We encounter situations in which people amend trusts when they don’t have the ability to do so. It’s very important when you first get a trust to look at the amendment and revocation provisions of that trust.
In the amendment provision, you’ll see how the settlors envisioned any amendments to the trust. In some cases, the settlors decided that when the first spouse dies, no amendments can be made whatsoever. Other versions of the language will say that the surviving spouse has the ability to amend his or her share of the community property in the trust.
There’s even a further set of provisions where the surviving spouse can amend anything and everything. That’s usually in situations where couples have been married for 30, 40 or 50 years and generally they only have one set of children. It’s not a mixed or blended family. Both settlors, the trust creators, feel comfortable with the idea that the surviving spouse between the two of them, can amend anything and everything involving the trust, including revoking it.
Three Basic Provisions
Keep that in mind. There are three basic provisions. Number one, no revocation after the first spouse dies. Got to look to the terms and see if it says that. The second is, the survivor can amend only HIS or HER one-half of the community property, and of course any separate property that he or she may have in trust.

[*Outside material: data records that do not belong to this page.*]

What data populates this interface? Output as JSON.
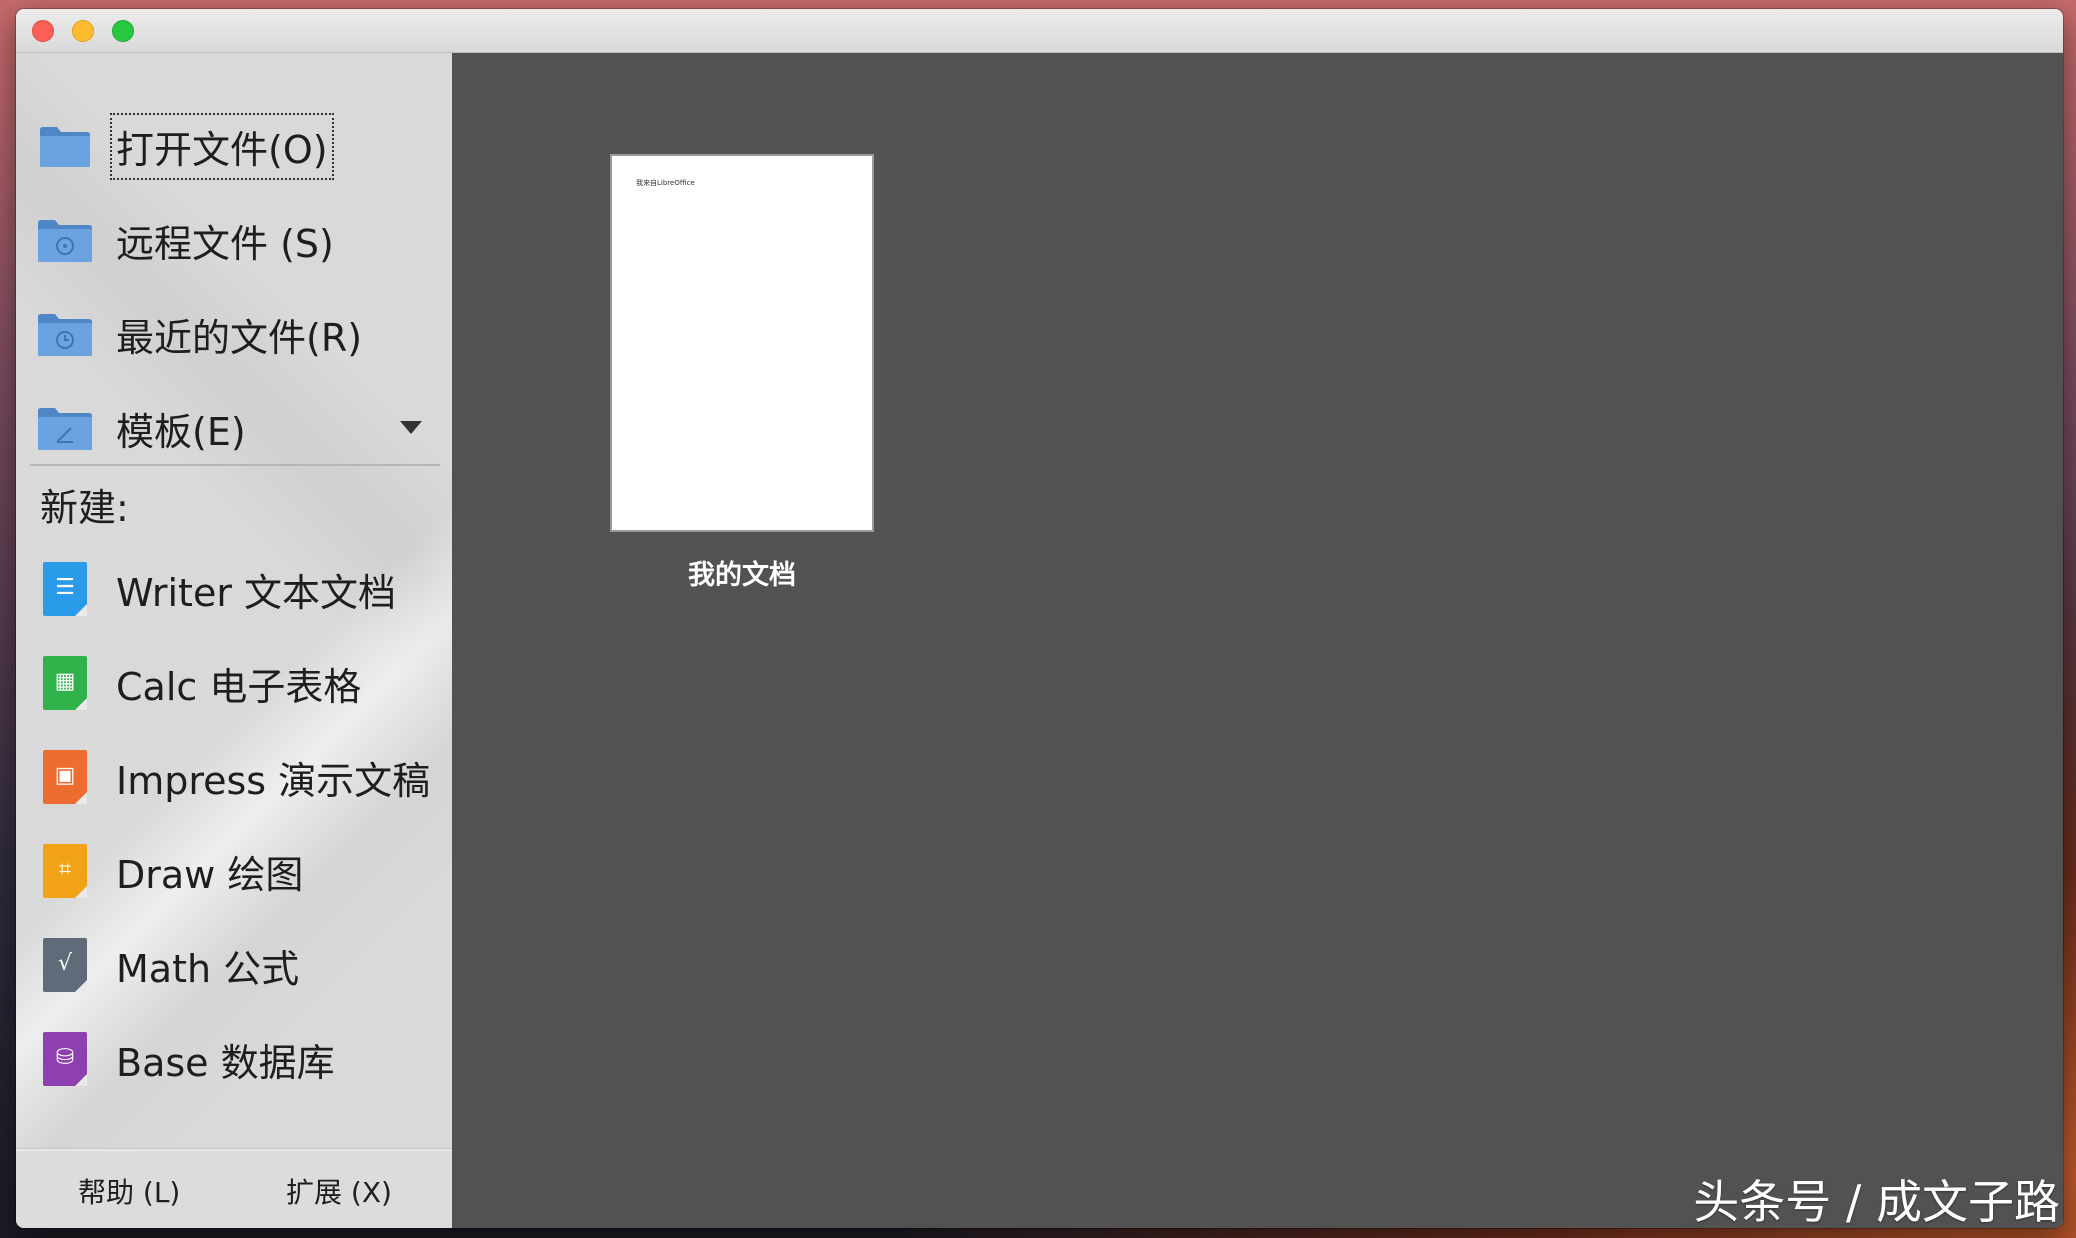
{
  "window": {
    "traffic_lights": [
      "close",
      "minimize",
      "maximize"
    ]
  },
  "sidebar": {
    "actions": [
      {
        "label": "打开文件(O)",
        "icon": "folder-icon"
      },
      {
        "label": "远程文件 (S)",
        "icon": "remote-folder-icon"
      },
      {
        "label": "最近的文件(R)",
        "icon": "recent-folder-icon"
      },
      {
        "label": "模板(E)",
        "icon": "template-folder-icon"
      }
    ],
    "new_title": "新建:",
    "new_items": [
      {
        "label": "Writer 文本文档",
        "icon": "writer-icon",
        "color": "#2a9be8"
      },
      {
        "label": "Calc 电子表格",
        "icon": "calc-icon",
        "color": "#2fb24a"
      },
      {
        "label": "Impress 演示文稿",
        "icon": "impress-icon",
        "color": "#ed6c30"
      },
      {
        "label": "Draw 绘图",
        "icon": "draw-icon",
        "color": "#f2a216"
      },
      {
        "label": "Math 公式",
        "icon": "math-icon",
        "color": "#5f6b78"
      },
      {
        "label": "Base 数据库",
        "icon": "base-icon",
        "color": "#8e3fb0"
      }
    ],
    "help_label": "帮助 (L)",
    "extensions_label": "扩展 (X)"
  },
  "recent_documents": [
    {
      "title": "我的文档",
      "preview_text": "我来自LibreOffice"
    }
  ],
  "watermark": "头条号 / 成文子路",
  "colors": {
    "main_background": "#525252",
    "sidebar_background": "#d9d9d9",
    "folder_blue": "#5b95d6"
  }
}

The third provision, which a little unusual to see, allows the surviving spouse to amend anything and everything.
It’s important to look at the amendment provisions.